When director John Guillermin died a few weeks ago, I missed this news. He directed two films that I enjoyed as a child. I will forever remember the moment, age eleven, when I left the cinema after seeing King Kong die on the New York streets. I was devastated. Yet I wanted to go straight into the dark again to re-watch the movie. I loved it.
[box type=”alert” size=”large” style=”rounded” border=”full”]Spoilers Ahead[/box]
Later I saw Peter Jackson’s version, and it didn’t affect me remotely as much. So I re-watched Jessica Lange (Dwan) and Jeff Bridges (Jack), and I was reassured that the seventies will forever be the best movie decade of my life. That was then.

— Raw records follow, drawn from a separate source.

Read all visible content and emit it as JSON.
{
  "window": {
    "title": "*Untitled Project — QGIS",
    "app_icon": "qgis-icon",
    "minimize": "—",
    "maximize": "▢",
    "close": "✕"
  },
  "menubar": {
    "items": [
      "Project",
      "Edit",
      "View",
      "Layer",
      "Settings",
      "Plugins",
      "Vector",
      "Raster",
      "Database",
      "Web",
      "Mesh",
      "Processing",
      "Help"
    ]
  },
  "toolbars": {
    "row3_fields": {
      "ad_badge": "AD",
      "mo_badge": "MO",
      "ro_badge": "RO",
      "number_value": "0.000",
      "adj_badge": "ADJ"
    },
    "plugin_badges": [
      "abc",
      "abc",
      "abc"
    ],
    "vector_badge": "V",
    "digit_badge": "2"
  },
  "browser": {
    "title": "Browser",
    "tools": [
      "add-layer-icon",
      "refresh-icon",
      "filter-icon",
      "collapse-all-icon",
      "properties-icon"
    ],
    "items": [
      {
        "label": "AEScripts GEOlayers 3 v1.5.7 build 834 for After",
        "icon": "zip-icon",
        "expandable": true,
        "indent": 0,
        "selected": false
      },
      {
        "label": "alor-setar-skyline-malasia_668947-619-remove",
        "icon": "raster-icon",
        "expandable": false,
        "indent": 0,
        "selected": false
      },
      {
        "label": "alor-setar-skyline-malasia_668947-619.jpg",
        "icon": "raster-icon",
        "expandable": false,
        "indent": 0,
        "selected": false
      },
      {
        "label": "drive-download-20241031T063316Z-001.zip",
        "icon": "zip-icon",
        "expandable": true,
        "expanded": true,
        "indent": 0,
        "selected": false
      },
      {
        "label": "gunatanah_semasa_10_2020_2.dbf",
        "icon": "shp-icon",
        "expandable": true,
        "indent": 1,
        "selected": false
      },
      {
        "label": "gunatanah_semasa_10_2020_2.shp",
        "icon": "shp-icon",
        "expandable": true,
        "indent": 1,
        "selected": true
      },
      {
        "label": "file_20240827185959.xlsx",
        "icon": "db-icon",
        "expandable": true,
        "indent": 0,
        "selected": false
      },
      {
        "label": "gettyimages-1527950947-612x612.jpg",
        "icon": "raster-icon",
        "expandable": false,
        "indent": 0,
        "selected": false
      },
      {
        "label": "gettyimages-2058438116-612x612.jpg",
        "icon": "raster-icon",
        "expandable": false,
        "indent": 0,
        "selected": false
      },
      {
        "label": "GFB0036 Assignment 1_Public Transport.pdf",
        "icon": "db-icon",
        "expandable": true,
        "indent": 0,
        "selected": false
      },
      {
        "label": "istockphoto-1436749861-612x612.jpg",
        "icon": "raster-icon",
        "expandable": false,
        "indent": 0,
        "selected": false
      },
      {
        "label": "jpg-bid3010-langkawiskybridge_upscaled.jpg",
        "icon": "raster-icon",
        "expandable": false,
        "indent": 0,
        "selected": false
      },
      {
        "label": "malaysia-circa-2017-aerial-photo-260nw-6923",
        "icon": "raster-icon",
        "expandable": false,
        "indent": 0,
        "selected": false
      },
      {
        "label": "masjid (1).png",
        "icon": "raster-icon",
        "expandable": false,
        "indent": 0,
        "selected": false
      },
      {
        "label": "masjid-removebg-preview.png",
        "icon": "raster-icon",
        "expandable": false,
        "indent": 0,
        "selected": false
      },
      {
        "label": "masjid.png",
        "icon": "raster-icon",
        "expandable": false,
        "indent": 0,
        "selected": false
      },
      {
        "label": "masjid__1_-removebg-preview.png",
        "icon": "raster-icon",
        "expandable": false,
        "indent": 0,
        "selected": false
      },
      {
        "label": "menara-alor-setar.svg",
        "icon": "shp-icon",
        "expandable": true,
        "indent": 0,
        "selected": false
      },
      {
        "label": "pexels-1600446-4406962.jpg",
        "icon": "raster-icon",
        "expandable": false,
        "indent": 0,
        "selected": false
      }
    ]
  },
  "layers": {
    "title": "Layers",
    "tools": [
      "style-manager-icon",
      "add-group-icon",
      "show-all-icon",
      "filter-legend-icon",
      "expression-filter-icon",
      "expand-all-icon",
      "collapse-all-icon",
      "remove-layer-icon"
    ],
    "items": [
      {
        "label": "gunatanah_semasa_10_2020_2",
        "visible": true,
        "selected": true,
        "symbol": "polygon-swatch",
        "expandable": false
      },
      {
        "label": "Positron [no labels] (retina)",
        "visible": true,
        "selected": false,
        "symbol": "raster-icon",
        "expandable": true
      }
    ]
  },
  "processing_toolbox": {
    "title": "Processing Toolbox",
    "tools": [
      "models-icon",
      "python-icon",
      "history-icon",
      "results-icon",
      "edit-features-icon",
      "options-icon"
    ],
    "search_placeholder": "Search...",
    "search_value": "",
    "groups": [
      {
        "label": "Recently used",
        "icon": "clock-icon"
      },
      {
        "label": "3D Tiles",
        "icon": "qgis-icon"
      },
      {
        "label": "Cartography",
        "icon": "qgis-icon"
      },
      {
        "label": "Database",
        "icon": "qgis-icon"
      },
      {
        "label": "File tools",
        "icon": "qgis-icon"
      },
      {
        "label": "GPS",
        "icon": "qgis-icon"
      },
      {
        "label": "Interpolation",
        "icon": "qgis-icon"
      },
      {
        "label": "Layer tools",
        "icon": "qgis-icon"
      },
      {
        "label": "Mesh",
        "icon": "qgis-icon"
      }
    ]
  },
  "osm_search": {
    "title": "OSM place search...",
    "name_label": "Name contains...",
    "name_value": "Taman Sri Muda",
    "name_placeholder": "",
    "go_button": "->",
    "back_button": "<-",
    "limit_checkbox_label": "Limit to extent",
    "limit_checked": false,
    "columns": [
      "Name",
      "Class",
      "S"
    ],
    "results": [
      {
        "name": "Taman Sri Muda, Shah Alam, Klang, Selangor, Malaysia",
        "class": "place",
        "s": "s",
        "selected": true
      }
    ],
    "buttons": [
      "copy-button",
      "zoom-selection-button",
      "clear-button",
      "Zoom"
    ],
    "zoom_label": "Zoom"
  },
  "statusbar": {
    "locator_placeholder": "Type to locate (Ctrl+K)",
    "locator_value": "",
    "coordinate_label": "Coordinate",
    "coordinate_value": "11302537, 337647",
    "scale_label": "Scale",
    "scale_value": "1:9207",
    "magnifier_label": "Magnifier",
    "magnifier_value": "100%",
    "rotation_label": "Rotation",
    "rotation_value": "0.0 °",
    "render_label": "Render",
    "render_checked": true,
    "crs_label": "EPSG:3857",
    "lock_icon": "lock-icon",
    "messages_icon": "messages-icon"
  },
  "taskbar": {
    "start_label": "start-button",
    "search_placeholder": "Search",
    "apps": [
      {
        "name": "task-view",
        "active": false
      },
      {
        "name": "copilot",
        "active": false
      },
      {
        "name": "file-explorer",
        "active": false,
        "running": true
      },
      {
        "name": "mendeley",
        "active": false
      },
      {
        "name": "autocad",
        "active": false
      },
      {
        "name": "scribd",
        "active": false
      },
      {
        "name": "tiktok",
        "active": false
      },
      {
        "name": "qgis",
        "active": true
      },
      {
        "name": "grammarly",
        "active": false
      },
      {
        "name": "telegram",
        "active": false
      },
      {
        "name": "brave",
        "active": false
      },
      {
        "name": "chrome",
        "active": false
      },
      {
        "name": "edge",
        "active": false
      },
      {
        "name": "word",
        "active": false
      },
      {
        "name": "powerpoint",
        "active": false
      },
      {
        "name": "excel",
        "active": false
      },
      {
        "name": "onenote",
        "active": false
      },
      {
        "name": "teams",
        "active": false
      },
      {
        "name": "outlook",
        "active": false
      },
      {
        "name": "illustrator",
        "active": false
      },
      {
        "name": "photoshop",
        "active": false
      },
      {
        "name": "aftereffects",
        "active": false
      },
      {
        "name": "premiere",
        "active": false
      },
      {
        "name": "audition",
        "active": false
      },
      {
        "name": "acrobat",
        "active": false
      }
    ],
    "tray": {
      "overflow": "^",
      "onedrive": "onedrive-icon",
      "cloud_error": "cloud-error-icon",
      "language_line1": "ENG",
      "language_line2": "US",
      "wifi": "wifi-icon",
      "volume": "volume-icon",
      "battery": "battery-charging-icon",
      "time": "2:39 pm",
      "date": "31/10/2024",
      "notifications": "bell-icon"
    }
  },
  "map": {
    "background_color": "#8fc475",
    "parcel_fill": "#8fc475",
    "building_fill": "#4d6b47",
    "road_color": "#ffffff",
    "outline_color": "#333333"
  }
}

The Big Pictures
Guillermin also directed The Towering Inferno, which I loved almost as much as King Kong. He worked in the kind of Hollywood as Bill Goldman describes it in Adventures In The Screen Trade. An industry full of big ideas, big people, and big money; everything was possible. And legendary producers like Dino De Laurentiis made it possible.

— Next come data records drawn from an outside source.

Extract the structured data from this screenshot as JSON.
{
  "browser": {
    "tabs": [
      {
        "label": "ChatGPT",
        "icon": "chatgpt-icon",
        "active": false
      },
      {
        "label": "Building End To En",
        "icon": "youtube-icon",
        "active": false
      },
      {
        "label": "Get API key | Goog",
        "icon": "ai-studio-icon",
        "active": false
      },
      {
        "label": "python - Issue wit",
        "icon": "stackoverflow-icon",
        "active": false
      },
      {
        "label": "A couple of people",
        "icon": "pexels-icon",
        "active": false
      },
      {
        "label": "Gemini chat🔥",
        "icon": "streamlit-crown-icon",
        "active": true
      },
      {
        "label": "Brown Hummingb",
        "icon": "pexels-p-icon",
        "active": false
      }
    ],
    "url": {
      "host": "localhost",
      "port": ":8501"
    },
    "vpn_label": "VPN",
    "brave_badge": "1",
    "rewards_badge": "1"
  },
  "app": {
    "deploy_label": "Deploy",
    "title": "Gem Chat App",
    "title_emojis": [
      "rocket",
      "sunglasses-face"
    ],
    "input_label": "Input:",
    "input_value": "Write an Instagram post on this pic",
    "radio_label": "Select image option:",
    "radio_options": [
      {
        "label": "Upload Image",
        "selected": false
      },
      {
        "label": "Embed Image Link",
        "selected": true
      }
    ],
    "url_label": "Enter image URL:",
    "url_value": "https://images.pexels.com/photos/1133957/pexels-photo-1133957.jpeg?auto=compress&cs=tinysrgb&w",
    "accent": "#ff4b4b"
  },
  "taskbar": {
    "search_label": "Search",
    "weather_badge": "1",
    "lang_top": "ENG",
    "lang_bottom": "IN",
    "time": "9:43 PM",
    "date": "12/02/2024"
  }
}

De Laurentiis was right when he said “Intellectuals gonna love Kong. Even film buffs who love the first Kong gonna love ours. Why? Because I no give them crap.”
Although ignorant of Guillermin’s passing, coincidentally in the same week I watched King Kong with my son Baxter (10). The film has a PG rating, and he loves adventure stories with a few scares, so it seemed a perfect fit to me.
We only made it until just before the Mid Point, when it was bedtime for Baxter. He had loved the first part, and we both looked forward to the next evening.
“Intellectuals gonna love Kong. Even film buffs who love the first Kong gonna love ours. Why? Because I no give them crap.”
In fairness, I found the film entertaining, but ultimately dated. Guillermin didn’t always maximise on the cinematic opportunities, in particular in terms of suspense. My ideal of the perfect movie had started to crumple.
Worse was yet to come.
The Curse Of The Mega Monkey
The next evening, King Kong appears before my son’s eyes. Under a loud action score, the monkey storms out of the jungle, towards the wall behind which Jessica Lange is tied up. Hmmm… Why not use silence as a tool of suspense, instead of the barely dramatic score? Spielberg – who had been considered as a director for King Kong – did this so perfectly with the goat scene in Jurassic Park.
Even worse was to come.
Dwan is taken by the ape, and after some carnal cat-and-mouse, she rolls into a mud puddle. Next, my worst fears come true: Kong tries to take her top off. Yep. That’s exactly what happens: the giant ape makes several attempts – the last one temporarily successful – to expose Jessica’s breasts.
How could I have possibly forgotten this scene??
I’m sitting here, with my 10-year-old, contemplating the meaning of “PG”.
Thank God For The Snake
I’m also contemplating how Lange is struggling to deliver anything resembling a performance. Given the caliber of the script, she did a pretty stellar job, though. And Jeff Bridges? The Dude is the acting Messiah.
The scene seems to go on for an eternity, until – thank God – out of nowhere slithers Giant Snake, towards Dwan. Frankly, at this point I would have been happy even if the filmmakers had sent in Godzilla.
King Kong Dies
The remainder of the film is okay, though bloody at times. We enjoy the New York sequence, in which my son asked me a few times if we were looking at miniatures. We laugh when Kong picks Dwan from the basement where she’s having drinks with Jack
We are silent when King Kong dies.
(I might quickly check The Towering Inferno before our next family viewing gets a little too hot.)
Karel Segers wrote his first produced screenplayat age 17. Today he is a story analyst with experience in international acquisition, development and production. He co-wrote Danger Close, the biggest budget Australian film of the decade, and has trained and consulted all over the world, including award-winners and Academy Award nominees. Karel ranks among the most influential people for screenwriting on social media, and speaks a handful of European languages, which he is still trying to find a use for in his present hometown of Sydney, Australia